The BBC goes on to say "Ebola is spreading exponentially in Liberia, with thousands of new cases expected in the next three weeks, the World Health Organization (WHO) says."
I'm still not quite buying the "exponentially"; but yes, this sounds more serious. As SquashPractice pointed out in a comment on the previous post here, Wikipedia Ebola page now does have the graph I've been looking for (new deaths and new cases / day); and it does have an "up curve", which, yes, is more scary - there are two unrelated phenomena which could account for that, without meaning Ebola is actually becoming more aggressive.

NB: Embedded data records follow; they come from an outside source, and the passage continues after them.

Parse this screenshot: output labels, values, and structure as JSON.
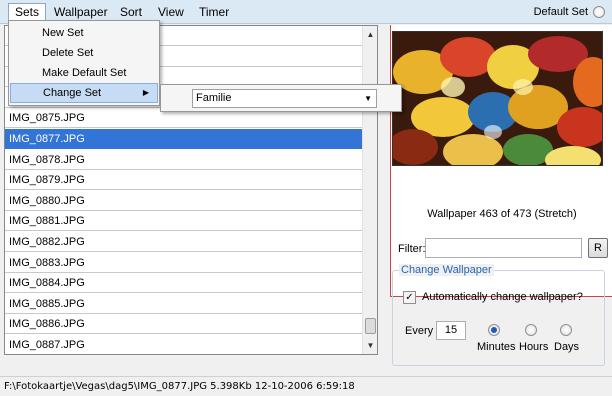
{
  "menubar": {
    "items": [
      "Sets",
      "Wallpaper",
      "Sort",
      "View",
      "Timer"
    ],
    "default_set_label": "Default Set"
  },
  "sets_menu": {
    "items": [
      "New Set",
      "Delete Set",
      "Make Default Set",
      "Change Set"
    ],
    "submenu_arrow": "▶",
    "submenu": {
      "selected_value": "Familie",
      "dropdown_arrow": "▼"
    }
  },
  "file_list": {
    "rows": [
      "",
      "",
      "",
      "",
      "IMG_0875.JPG",
      "IMG_0877.JPG",
      "IMG_0878.JPG",
      "IMG_0879.JPG",
      "IMG_0880.JPG",
      "IMG_0881.JPG",
      "IMG_0882.JPG",
      "IMG_0883.JPG",
      "IMG_0884.JPG",
      "IMG_0885.JPG",
      "IMG_0886.JPG",
      "IMG_0887.JPG"
    ],
    "selected_index": 5,
    "scroll_up": "▲",
    "scroll_down": "▼"
  },
  "preview": {
    "info": "Wallpaper 463 of 473 (Stretch)"
  },
  "filter": {
    "label": "Filter:",
    "value": "",
    "reset_button": "R"
  },
  "change_wallpaper": {
    "legend": "Change Wallpaper",
    "auto_label": "Automatically change wallpaper?",
    "auto_checked": true,
    "check_mark": "✓",
    "every_label": "Every",
    "every_value": "15",
    "units": [
      "Minutes",
      "Hours",
      "Days"
    ],
    "selected_unit": "Minutes"
  },
  "status": {
    "text": "F:\\Fotokaartje\\Vegas\\dag5\\IMG_0877.JPG   5.398Kb   12-10-2006 6:59:18"
  },
  "colors": {
    "menubar_bg": "#dbe9f5",
    "selection": "#3375d7",
    "accent_red": "#cc4444",
    "group_legend": "#2466b3"
  }
}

Which is not to say it's not; you understand.
The two factors; A) The reporting of new cases has possibly/likely increased dramatically in the past weeks. B) The disease is expanding- think of an ever increasing circle as it moves into the population. There will be many more infections on the circumference of the larger circle. That's to be expected; and to me is not any more threatening than previously.

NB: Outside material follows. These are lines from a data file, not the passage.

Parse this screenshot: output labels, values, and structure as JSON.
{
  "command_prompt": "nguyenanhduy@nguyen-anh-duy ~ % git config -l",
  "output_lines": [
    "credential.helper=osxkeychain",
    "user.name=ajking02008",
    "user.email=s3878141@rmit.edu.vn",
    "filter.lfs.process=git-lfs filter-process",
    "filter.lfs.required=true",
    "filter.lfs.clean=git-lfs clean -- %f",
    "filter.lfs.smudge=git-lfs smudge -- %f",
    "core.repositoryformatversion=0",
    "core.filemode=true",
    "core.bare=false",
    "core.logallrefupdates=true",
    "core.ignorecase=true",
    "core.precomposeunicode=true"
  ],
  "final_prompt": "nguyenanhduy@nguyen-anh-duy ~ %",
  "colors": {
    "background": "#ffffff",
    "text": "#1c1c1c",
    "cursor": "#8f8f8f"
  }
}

It was always expected the cases would expand, and accelerate; no mutations required.
So; bad, but not OMG we're all going to die. The "thousands of new cases", however, do mean the risk to spread to distant cities will go up rapidly in the near future. Keep paying attention.
So, now the bad Ebola news. What they're not telling us.

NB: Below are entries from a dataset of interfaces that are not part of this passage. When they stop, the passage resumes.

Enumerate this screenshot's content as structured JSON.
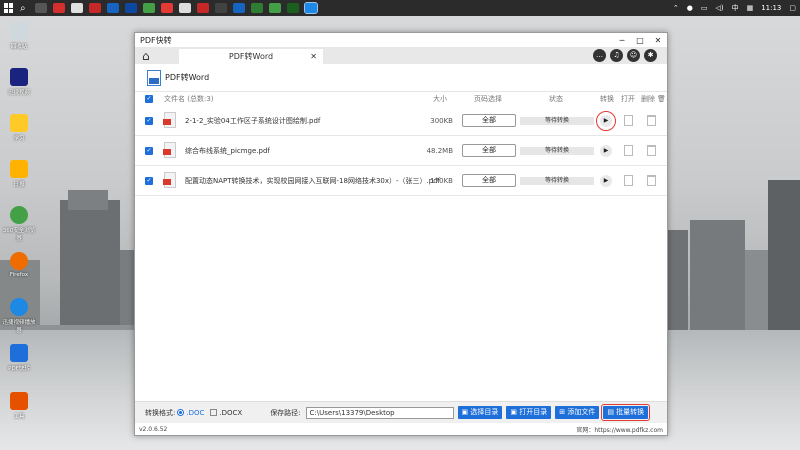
{
  "taskbar": {
    "time": "11:13",
    "ime": "中"
  },
  "desktop": {
    "icons": [
      {
        "label": "回收站"
      },
      {
        "label": "迅捷视频"
      },
      {
        "label": "学习"
      },
      {
        "label": "日报"
      },
      {
        "label": "360安全浏览器"
      },
      {
        "label": "Firefox"
      },
      {
        "label": "迅捷视频播放器"
      },
      {
        "label": "PDF快转"
      },
      {
        "label": "工具"
      }
    ]
  },
  "window": {
    "title": "PDF快转",
    "controls": {
      "minimize": "─",
      "maximize": "□",
      "close": "✕"
    }
  },
  "tabs": {
    "active": "PDF转Word",
    "close": "✕"
  },
  "toolhead": {
    "label": "PDF转Word"
  },
  "columns": {
    "filename": "文件名 (总数:3)",
    "size": "大小",
    "pages": "页码选择",
    "status": "状态",
    "convert": "转换",
    "open": "打开",
    "delete": "删除"
  },
  "files": [
    {
      "name": "2-1-2_实验04工作区子系统设计图绘制.pdf",
      "size": "300KB",
      "pages": "全部",
      "status": "等待转换"
    },
    {
      "name": "综合布线系统_picmge.pdf",
      "size": "48.2MB",
      "pages": "全部",
      "status": "等待转换"
    },
    {
      "name": "配置动态NAPT转换技术，实现校园网接入互联网-18网络技术30x）-（张三）.pdf",
      "size": "170KB",
      "pages": "全部",
      "status": "等待转换"
    }
  ],
  "bottom": {
    "format_label": "转换格式:",
    "format_doc": ".DOC",
    "format_docx": ".DOCX",
    "save_label": "保存路径:",
    "save_path": "C:\\Users\\13379\\Desktop",
    "choose_dir": "选择目录",
    "open_dir": "打开目录",
    "add_files": "添加文件",
    "batch_convert": "批量转换"
  },
  "statusline": {
    "version": "v2.0.6.52",
    "website": "官网：https://www.pdfkz.com"
  },
  "colors": {
    "accent": "#1e6fd9",
    "highlight": "#e53935"
  }
}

One factor, reported in Wikipedia and nowhere else at all, so far as I can tell; the small, unrelated outbreak in the DR Congo? Is less small; and not unrelated.
"On 20 August, several people, including four health care workers, were reported to have died of Ebola-like symptoms in the remote northern Équateur province, a province that lies about 750 miles north of the capital Kinshasa. By 21 August, 13 people were reported to have died with similar symptoms." So - at least 20 dead in DR Congo, including 4 health workers, not the 13 the WHO reports.
And: "Blood samples were sent for testing and on 24 August it was reported that the samples were positive for Ebola; one tested positive for the Sudan ebolavirus, which is a different species of ebolavirus than the one responsible for the West African outbreak; the other tested positive for a mixture of the Sudanese and Zaire species, the species that is responsible for the present outbreak in West Africa."
Italics mine. Ok, that's scary, from the evolutionary standpoint. 2 virus strains are mixing (I don't use the word "species" here, I don't think it's correct.) That means- lots more chances to evolve, now.
And one more; this is my own guess, unsupported by any official statements; I think the WHO knows, and is not telling- that the Ebola virus has already mutated to become more transmissible.
Take a look at the photos in the BBC article. The health workers are wearing isolation outfits designed to prevent breathing in contaminants. Which, they tell us officially, does not happen.
And also from that article: "Transmission of the virus in Liberia was "already intense", and taxis being used to transport infected patients appeared to be "a hot source of potential virus transmission", the WHO said."
Taxis? Also - not a big source of "direct contact with body fluids". But; if the virus can now survive in dried sweat or sneeze droplets? That would do it; and I do think - it has already happened.
Keep paying attention.